QUESTION 4: What incident or incidents in your character’s past caused their error in thinking?
QUESTION 5: If your characters have a past together, what was it?

And then finally there are three things you need to remember about backstory, it needs to be relevant to the plot, it should be very specific and use the rule of three. This is a litmus test to see if you have enough to fully motivate your characters. You want enough events in your character’s past for their error in thinking to be believable. For example, if the hero was betrayed by his mother, that only may not be enough for him to believe all women are evil. He has to have met other women in his life who have reinforced this belief.

Next up you should consider the 3 F’s, fears, flaws and foundations. Think about the character you’ve built using the tools we’ve already talked about, now decide on a fear for that character. Like the heroine who doesn’t trust herself, perhaps a fear for her is that if she makes any big decisions for herself she’ll end up hurting someone else or hurting herself or she’ll make a fool of herself or maybe she’s just afraid to speak in public. Just an added element you can use in a scene or two to make her all the more real for us, afterall we all have fears that we deal with. And we writers I think have a double dose of fear than regular people otherwise we wouldn’t be so damn neurotic. Now think of a flaw or two you can give your character, this works really well too if you can make that flaw the counterside of a strength. For example if your hero is loyal, he can be loyal to a fault, that loyalty can get him into trouble when he makes a business deal with his best friend and then his best friend borrows money from the wrong people and now the hero has a bounty on his head by the local mafia. Foundations is simply beliefs and values, things your character stands for. Now again you don’t want to just randomly tack things on to them. Think of foundations in terms of clichés if that helps you, beliefs like money doesn’t grow on trees, home is where the heart is, your past can never catch up with you, things like that. If you give you heroine a foundation that she believes family is important above all things, but the book takes place in the middle of the ocean where it’s just her and the hero and a mysterious villain then that family thing probably isn’t going to matter much to the book. Unless she’s trying to get back to save her son. So make the foundation matter.

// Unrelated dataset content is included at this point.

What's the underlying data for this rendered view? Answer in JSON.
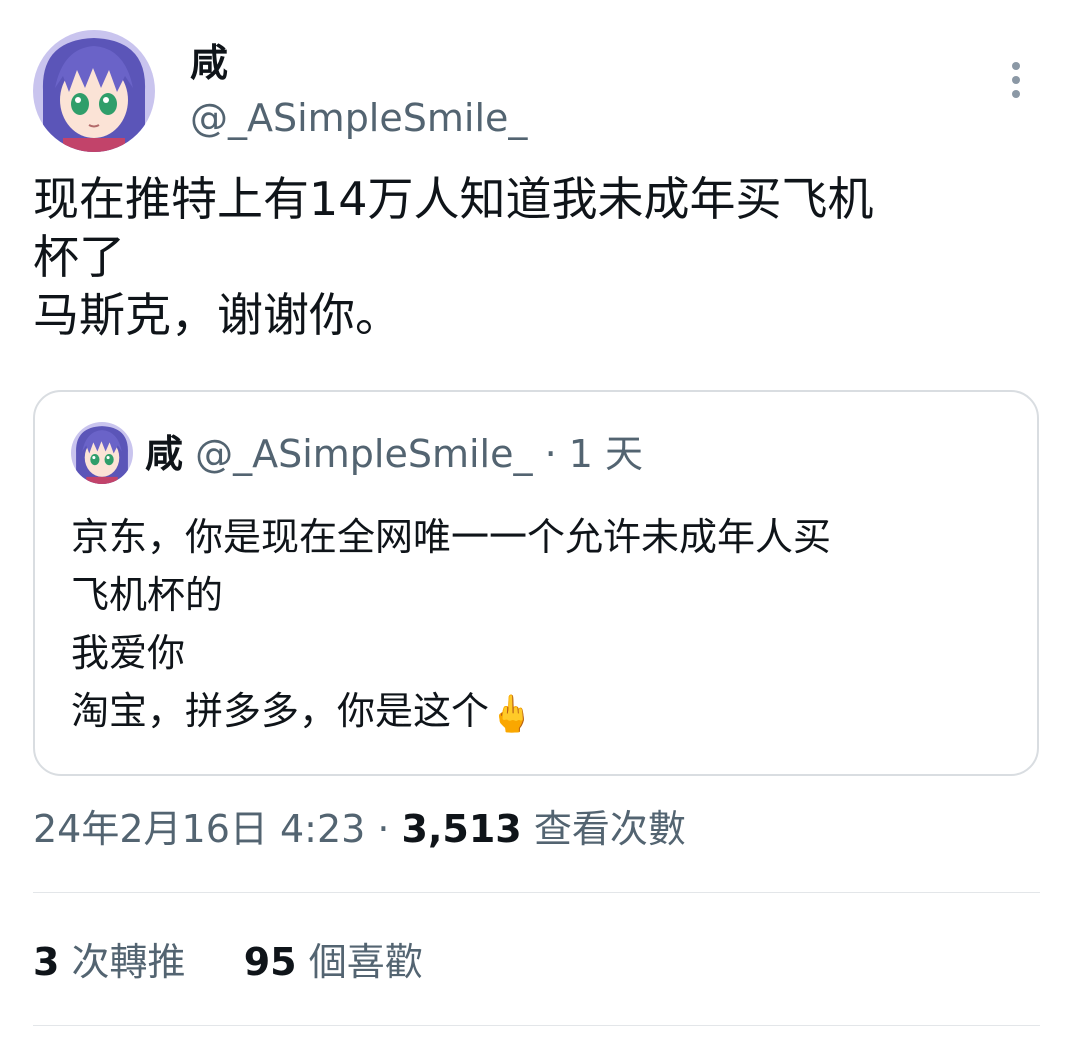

Mary Anne Landers
April 23rd, 2011, 10:22 PM
Okay, to sum it up in one word, what's the theme of my protag's story? Learning to think and act outside the box. Well, that's more than one word; but it's the best I can do.

About recurring themes---far from a liability, they're probably an author's greatest asset. They define her works so that readers know what to expect.

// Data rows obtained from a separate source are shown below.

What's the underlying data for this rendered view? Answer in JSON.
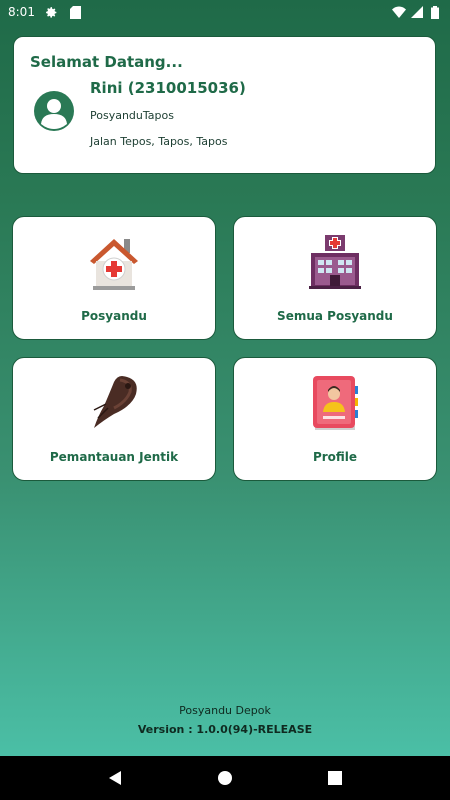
{
  "status_bar": {
    "time": "8:01",
    "icons": [
      "gear-icon",
      "sim-card-icon",
      "wifi-icon",
      "signal-icon",
      "battery-icon"
    ]
  },
  "welcome": {
    "title": "Selamat Datang...",
    "user_name": "Rini (2310015036)",
    "posyandu": "PosyanduTapos",
    "address": "Jalan Tepos, Tapos, Tapos",
    "avatar_icon": "user-avatar-icon"
  },
  "menu": {
    "items": [
      {
        "label": "Posyandu",
        "icon": "house-medical-icon"
      },
      {
        "label": "Semua Posyandu",
        "icon": "hospital-building-icon"
      },
      {
        "label": "Pemantauan Jentik",
        "icon": "mosquito-larva-icon"
      },
      {
        "label": "Profile",
        "icon": "profile-book-icon"
      }
    ]
  },
  "footer": {
    "app_name": "Posyandu Depok",
    "version": "Version : 1.0.0(94)-RELEASE"
  },
  "nav_bar": {
    "buttons": [
      "back-icon",
      "home-icon",
      "recents-icon"
    ]
  },
  "colors": {
    "primary": "#1f6a48",
    "gradient_top": "#1f6a48",
    "gradient_bottom": "#4bbfa6",
    "card_background": "#ffffff"
  }
}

If a reader has already read and enjoyed one novel by a given author, she'll buy another with the confidence that the elements she previously enjoyed will recur in the context of a different story. That's what makes readers come back for more.

I've spotted three recurring plot patterns in my works. I've already mentioned one, about thinking and acting outside the box.

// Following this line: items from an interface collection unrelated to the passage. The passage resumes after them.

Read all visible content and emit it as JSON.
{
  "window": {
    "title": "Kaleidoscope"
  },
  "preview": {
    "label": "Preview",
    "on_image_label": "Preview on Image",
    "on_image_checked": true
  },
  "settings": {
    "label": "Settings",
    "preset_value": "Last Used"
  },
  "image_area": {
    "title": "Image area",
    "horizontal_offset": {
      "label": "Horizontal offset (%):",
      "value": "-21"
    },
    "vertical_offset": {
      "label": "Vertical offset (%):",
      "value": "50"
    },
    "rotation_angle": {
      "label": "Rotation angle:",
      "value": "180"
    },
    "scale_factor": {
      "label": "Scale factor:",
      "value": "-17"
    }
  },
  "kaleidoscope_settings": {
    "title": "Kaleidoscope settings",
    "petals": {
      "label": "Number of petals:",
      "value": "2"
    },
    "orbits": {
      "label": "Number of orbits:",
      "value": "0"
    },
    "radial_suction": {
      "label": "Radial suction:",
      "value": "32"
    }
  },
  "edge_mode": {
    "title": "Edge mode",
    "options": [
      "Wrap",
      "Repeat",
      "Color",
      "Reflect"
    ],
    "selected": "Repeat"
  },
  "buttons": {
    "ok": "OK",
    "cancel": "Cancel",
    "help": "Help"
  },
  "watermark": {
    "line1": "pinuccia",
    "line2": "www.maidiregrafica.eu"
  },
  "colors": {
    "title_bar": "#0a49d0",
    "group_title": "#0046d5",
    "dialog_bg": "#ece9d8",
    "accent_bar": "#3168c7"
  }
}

Another is: A falls in love with B, but can't figure him/her out. B is a complete enigma, which is part of his/her charm. But A has a huge, compelling reason to solve this mystery, and in doing so must deal with daunting obstacles and complications. Obviously this bit applies to my aforementioned story of Collen and Teleri.

The third goes like this: A is in love with B, but B suffers a cruel, bizarre fate. Now A must move heaven and Earth to save B. This pattern doesn't crop up in this story, but it does in quite a few others.

I can see why backstory usually matters, but in this particular narrative I don't see that there's any need to deal with it at any length or in detail. Collen's internal conflict stems from his devotion to his lord. That's a given in his culture, and my protag has no reason to think or act any differently---until he falls in love with Teleri.

Anyone who knows anything about the Middle Ages knows about the fealty of vassals for their lords, and how strong and pervasive these bonds were. And anyone who doesn't know probably won't want to read this story.